• [Task item]: Your answer must be the exact lines from the one holding "Parse this screenshot: output" through the final line of the records below, both included, and nothing more.

• [Recorded information]:

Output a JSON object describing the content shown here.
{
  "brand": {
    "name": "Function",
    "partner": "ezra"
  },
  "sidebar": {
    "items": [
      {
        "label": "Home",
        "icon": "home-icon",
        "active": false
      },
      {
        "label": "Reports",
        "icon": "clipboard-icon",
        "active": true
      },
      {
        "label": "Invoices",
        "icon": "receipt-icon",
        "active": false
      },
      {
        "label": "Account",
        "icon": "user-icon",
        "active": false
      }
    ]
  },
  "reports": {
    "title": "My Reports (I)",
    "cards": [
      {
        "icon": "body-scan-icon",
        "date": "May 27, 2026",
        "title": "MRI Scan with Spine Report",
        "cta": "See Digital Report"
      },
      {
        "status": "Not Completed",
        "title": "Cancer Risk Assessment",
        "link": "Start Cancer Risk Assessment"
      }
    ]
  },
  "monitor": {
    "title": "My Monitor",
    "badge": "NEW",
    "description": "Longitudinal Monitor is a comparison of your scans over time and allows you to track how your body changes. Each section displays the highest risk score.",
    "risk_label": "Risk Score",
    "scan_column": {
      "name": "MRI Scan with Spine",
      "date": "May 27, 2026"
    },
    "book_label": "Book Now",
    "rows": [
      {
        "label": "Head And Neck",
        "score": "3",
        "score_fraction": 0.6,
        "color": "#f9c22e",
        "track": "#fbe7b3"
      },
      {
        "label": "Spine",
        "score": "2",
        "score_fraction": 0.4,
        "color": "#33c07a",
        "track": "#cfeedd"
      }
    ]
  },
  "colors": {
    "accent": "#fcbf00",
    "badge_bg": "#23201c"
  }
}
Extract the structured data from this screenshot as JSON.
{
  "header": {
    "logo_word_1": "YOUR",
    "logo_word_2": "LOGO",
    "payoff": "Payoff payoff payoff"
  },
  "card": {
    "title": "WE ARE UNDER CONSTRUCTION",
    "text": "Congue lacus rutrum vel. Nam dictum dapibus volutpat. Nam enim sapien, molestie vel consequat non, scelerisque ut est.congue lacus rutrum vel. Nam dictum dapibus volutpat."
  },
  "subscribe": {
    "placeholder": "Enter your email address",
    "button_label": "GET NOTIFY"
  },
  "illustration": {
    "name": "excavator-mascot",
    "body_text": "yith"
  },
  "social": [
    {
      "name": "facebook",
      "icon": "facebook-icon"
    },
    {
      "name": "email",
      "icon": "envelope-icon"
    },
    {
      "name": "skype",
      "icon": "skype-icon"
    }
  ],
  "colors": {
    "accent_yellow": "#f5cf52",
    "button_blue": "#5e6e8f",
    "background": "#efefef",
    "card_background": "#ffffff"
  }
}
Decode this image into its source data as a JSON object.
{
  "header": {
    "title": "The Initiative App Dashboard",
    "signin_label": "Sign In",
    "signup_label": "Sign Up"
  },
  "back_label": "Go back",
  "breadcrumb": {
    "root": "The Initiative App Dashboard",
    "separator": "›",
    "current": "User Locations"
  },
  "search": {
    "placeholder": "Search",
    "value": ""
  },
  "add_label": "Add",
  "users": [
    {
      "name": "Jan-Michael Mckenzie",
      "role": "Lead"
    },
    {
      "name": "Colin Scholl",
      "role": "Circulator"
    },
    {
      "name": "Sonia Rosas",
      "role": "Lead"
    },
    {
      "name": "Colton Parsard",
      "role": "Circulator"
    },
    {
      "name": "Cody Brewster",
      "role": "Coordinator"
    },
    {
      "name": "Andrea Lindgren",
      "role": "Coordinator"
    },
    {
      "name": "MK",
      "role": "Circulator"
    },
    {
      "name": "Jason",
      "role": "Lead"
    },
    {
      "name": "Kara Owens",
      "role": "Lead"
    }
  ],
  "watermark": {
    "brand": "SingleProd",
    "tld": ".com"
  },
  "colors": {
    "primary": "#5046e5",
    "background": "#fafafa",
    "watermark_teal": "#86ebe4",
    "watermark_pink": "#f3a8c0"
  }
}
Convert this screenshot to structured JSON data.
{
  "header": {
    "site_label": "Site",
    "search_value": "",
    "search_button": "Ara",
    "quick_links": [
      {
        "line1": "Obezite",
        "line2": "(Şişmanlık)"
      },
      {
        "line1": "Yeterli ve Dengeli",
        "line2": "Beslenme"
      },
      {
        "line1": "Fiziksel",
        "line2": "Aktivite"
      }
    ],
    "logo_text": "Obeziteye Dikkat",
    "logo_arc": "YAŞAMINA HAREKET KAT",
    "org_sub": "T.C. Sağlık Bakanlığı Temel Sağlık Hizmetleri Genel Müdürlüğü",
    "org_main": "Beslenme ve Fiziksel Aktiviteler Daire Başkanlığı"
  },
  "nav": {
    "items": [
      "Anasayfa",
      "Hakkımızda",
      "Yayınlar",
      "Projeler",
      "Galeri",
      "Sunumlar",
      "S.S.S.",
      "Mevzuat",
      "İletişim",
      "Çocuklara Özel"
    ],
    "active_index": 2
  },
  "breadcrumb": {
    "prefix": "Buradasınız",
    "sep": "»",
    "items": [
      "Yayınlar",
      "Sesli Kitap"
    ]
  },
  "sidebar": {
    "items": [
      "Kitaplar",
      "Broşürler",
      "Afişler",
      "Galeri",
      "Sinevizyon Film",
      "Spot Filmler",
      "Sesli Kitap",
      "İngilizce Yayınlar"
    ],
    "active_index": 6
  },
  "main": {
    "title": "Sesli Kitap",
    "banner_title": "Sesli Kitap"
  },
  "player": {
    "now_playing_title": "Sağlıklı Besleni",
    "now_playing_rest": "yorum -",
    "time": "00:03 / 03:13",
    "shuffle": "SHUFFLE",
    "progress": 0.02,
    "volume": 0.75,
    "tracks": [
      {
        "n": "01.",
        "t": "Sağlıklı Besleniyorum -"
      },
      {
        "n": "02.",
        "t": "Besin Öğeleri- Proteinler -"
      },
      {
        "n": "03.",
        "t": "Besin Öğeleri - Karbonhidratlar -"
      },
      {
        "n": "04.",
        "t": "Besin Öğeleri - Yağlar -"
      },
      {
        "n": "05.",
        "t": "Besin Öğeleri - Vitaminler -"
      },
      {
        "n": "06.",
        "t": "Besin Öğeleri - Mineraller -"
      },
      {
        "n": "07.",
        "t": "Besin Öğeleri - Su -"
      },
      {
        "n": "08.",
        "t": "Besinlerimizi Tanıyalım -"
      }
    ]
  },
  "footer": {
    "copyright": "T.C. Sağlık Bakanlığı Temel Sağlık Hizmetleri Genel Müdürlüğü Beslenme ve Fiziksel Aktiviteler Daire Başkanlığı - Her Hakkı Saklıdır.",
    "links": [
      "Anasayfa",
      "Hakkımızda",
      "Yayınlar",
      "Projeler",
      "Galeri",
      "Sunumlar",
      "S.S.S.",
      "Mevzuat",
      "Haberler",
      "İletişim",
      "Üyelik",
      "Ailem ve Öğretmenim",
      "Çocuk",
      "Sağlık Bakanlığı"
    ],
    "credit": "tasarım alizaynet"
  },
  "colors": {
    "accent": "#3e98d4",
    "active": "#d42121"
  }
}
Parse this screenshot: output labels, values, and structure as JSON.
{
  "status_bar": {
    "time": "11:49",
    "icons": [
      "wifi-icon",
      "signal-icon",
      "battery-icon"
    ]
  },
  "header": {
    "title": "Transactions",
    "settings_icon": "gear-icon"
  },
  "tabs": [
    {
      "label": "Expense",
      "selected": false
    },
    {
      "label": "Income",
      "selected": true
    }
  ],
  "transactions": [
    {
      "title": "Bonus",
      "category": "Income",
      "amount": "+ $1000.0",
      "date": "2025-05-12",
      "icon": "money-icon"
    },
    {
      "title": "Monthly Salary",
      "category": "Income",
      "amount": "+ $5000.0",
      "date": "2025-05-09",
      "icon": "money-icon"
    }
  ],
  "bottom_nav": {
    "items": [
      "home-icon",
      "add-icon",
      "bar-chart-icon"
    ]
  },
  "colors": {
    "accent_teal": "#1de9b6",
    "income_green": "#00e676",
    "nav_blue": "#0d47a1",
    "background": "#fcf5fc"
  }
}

• [Task result]:
Parse this screenshot: output labels, values, and structure as JSON.
{
  "status_bar": {
    "time": "11:49",
    "icons": [
      "wifi-icon",
      "signal-icon",
      "battery-icon"
    ]
  },
  "header": {
    "title": "Transactions",
    "settings_icon": "gear-icon"
  },
  "tabs": [
    {
      "label": "Expense",
      "selected": false
    },
    {
      "label": "Income",
      "selected": true
    }
  ],
  "transactions": [
    {
      "title": "Bonus",
      "category": "Income",
      "amount": "+ $1000.0",
      "date": "2025-05-12",
      "icon": "money-icon"
    },
    {
      "title": "Monthly Salary",
      "category": "Income",
      "amount": "+ $5000.0",
      "date": "2025-05-09",
      "icon": "money-icon"
    }
  ],
  "bottom_nav": {
    "items": [
      "home-icon",
      "add-icon",
      "bar-chart-icon"
    ]
  },
  "colors": {
    "accent_teal": "#1de9b6",
    "income_green": "#00e676",
    "nav_blue": "#0d47a1",
    "background": "#fcf5fc"
  }
}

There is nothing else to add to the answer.